As soon as the bell rings, I tell my students, "YOU are a reporter today. If you are going to write an article for the Cactus Chronicle (the school newspaper). What questions do you need to answer in order to write an article. Write down the question words only."
Next I tell them to watch this broadcast and take reporters notes.
After the broadcast, I go around the room and ask what question word did you use and what is the answer. I write the question words on the board until I have all the reporters questions.
Who, where, when, what happened, why did it happen? How does it impact the community/state/country/world?

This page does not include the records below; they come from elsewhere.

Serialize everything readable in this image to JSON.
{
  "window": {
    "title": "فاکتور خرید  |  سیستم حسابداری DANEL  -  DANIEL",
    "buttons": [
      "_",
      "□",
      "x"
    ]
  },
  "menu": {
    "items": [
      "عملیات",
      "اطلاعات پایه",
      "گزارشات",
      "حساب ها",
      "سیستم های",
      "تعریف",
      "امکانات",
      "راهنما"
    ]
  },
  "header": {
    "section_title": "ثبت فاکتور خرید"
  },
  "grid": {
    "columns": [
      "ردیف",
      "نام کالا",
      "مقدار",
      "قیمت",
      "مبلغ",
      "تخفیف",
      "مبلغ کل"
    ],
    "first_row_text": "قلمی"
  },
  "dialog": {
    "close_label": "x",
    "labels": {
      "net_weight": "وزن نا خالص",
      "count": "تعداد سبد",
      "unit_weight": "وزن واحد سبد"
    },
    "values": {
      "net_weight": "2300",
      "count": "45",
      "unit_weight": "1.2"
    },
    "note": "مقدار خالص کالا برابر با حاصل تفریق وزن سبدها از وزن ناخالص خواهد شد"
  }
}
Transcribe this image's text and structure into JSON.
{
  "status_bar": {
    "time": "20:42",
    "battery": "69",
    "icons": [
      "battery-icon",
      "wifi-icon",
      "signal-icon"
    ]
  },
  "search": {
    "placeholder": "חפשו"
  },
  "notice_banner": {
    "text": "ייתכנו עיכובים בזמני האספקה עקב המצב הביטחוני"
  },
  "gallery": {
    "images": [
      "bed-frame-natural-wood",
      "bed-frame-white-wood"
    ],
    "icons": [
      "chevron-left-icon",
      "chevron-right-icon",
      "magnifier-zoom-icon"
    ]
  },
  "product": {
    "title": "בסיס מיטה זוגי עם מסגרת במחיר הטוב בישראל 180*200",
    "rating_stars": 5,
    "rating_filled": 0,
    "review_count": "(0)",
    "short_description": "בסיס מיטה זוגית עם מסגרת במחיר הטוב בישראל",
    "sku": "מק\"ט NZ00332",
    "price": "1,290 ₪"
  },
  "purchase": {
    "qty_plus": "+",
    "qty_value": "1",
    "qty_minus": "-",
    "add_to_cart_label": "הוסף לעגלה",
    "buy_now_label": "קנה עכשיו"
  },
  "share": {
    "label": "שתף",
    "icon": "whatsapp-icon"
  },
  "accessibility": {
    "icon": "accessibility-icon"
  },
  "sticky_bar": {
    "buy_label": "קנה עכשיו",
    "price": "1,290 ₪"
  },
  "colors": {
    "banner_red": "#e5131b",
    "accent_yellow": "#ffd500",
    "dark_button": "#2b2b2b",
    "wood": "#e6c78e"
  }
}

Today the class will begin its first research activity. The students will choose topics and groups for a mini-research project that is based on an historical event from their lifetime. Watching this video and identifying the relevant facts is the first step in the research process. Once they have the foundational information about an event, students can make inferences on how that event impacted American culture and identity and use evidence to support their position (CCSS RI 9-10 1). Specifically, we can discuss the role of desegregation in our school district. Students can make inferences about how Brown vs. The Board of Education of Topeka, KS influenced the diversity in Tucson schools.
Now I pass out the Independent Learning Project for this unit (ILP maus 2013). I anticipate that my students will be excited to begin their next independent learning project since they all did a wonderful job on the first presentation.
The project is called Impact of History on Cultural Identity. It connects to the essential question: How does history shape our individual and cultural identities? The document includes and explanation of the project, pre-writing activities, practice note taking, how to divide up work, and individual and group rubrics.
To begin thinking about the impact of history on their own identity, the first thing I ask my students to do is brainstorm a list of historical or socially relevant events in their lifetime. I want them to conduct research on an event that hopefully they can remember. Their own memories serve as credibility checkers. It is their first opportunity to go to the library and use the databases, internet, and other resources to ask, conduct research on, and then answer a student generated question: What is (insert topic)'s impact on history and the future? (W.9-10.7)
Once they have finished brainstorming, I put a master list on the board so that we can share our thoughts with each other.
Now that the class has a list of events in their lifetime, I tell them we are going to practice taking reporters notes on important historical events. I chose the Kennedy assassination because most people who were alive when it happened can recall the event and tell their story of the event. I suggest they ask a few of their teachers who I know remember the assassination from their childhood. I also explain that their grandparents were alive when JFK was assassinated. They can probably tell them exactly where they were when the learned that Kennedy died.
To clarify the point that events from our childhood impact the way we see the world I share my memory from 10th grade when we watched Christa McAuliffe blast off in the space shuttle Challenger. I tell my students that Christa McAuliffe was the first teacher in space. Instead of celebrating the launch, we witnessed the shuttle explode. This accident changed how my generation viewed space exploration.
It is time for their activity, I ask them to write down the reporter's questions on the back of one of the papers. Now they are going to watch an event and take notes.
After watching, I let them discuss it as a group so they can fill in any answers they may have missed (CCSS SL 9-10. 1). The main question I ask them to report out is: How did JFK's death affect the United States? I want them to make inferences on how the assassination of the president changed the county.
We use the master list on the board to divide into groups Topics for ILP. I ask each student to rank their top three choices. I call out a topic and if a student chose that topic as #1, the student raises his/her hand. I write the names of the students next to the topic. The first full group is Star Wars.
After I have every student's name on the board once, I erase the topics that only have one name. I repeat the process of calling out topics and students raising their hand if they are interested in the topic until I have seven groups of five. I have 35 students in order to make 7 groups of 5, some of the students settle without complaint with their second or third topic choice. Now we have new groups. These are the groups they will work with for the rest of the unit.
Each of these groups will work together to research their topic for their history presentation and they will serve as discussion groups while the class reads Maus.
The students are in the library during the next class to begin their research and review how to use an online database for research.